“We believe that any deal to acquire one of our remaining 16 independent hospitals should stand up to scrutiny by industry experts as well as affected community members, and are disappointed this transaction was not subject to a full review,” said Felisa Hagens, SEIU Local 49’s political director.
Still, the state spent considerable time evaluating the proposal. Its documentation includes an 85-page research report assessing Mid-Columbia and Adventist.
About 80 miles east of Portland, Mid-Columbia has struggled financially for years, typically hovering at or below the break-even point on operations. Soaring costs and erratic revenues during the pandemic worsened the situation, leading to an operating loss at the hospital of $9.8 million in 2022, on top of a $3.6 million operating loss in 2021, according to hospital filings with the state.
The order specifies that under Adventist ownership, Mid-Columbia for 10 years must make “commercially reasonable efforts” to keep its current level of a variety of services, including general medical, maternity and surgical services; an emergency department; radiology services; an on-site pharmacy; obstetrics and gynecology; behavioral health and psychiatric services; and family medicine and primary care services.

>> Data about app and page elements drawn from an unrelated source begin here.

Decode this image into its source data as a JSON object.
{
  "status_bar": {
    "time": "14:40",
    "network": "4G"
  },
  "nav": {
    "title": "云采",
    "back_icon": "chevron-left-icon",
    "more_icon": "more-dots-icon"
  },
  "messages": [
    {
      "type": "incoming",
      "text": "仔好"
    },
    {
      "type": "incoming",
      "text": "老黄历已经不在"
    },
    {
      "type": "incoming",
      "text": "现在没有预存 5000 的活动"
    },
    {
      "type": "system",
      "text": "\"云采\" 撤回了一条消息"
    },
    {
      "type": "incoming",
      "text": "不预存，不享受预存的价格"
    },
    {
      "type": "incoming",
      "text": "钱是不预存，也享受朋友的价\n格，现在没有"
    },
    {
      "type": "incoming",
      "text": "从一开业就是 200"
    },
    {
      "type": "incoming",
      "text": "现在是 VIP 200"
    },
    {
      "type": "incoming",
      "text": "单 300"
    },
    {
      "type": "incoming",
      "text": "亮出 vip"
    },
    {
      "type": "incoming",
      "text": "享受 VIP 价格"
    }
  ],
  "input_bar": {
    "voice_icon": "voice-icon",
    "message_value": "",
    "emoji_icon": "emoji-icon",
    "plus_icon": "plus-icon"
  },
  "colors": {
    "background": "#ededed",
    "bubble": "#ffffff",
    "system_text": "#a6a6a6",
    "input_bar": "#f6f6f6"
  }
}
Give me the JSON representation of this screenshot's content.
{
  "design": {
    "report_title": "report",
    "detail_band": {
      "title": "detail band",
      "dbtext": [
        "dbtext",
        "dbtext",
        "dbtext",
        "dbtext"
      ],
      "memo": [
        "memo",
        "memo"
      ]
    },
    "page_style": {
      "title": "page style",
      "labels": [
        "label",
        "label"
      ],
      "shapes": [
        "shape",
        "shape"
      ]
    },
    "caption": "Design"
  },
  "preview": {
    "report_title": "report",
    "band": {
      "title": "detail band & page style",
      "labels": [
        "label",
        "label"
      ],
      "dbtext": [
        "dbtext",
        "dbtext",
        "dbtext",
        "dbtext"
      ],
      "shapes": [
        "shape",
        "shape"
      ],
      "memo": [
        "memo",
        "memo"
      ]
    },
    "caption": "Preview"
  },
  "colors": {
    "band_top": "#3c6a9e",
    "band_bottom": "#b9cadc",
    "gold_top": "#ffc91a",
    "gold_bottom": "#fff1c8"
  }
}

The order outlines circumstances in which the hospital can apply to the health authority for an exemption from that requirement.
Also, citing public fears that Adventist might restrict pregnancy termination services, gender-affirming care and Death with Dignity Act services, the order requires Mid-Columbia to make “commercial reasonable efforts” to keep those services at current levels and discontinue them only if, for example, there is no longer a need for them, or other providers in the service territory are offering them.
A Mid-Columbia spokesperson declined to explain to The Lund Report the types of these services the hospital currently provides. However, the health authority report found that few of these services are currently provided at the hospital and most are instead provided at clinic settings separate from the hospital, although providers who also work at the hospital might perform them.
The state’s review found that Mid-Columbia in 2019-2021, “did not deliver any inpatient services where gender dysphoria was the primary diagnosis.” Gender dysphoria is distress or unease related to a mismatch between a person’s gender identity and sex assigned at birth. For 2018-2020, around 80 patients received care from specialty care from Mid-Columbia providers related to gender dysphoria, the report said.
“Most induced abortions are provided in clinic settings, rather than hospital settings, and (Mid-Columbia) facilities perform very few induced abortions,” the state report also said. “Fewer than 10 (abortions) were performed by (Mid-Columbia) providers in the 2018-2020 time period.”
As for legal assisted suicide, it is unclear whether Mid-Columbia or any of its providers have been involved in that service.
Adventist over 10 years would spend $100 million on Mid-Columbia, mostly on capital needs such as equipment and construction, according to the order.
Under the deal, Adventist would assume all of Mid-Columbia’s debts as well as its assets, which consist mainly of its buildings and an investment portfolio most recently valued at $19 million.
Despite running operating losses in recent months, Adventist is financially strong. It has a net worth – all assets minus all liabilities – of $2.5 billion, including an investment portfolio of $1.8 billion, according to its latest financial report. The system has been eager to use its wealth in order to expand.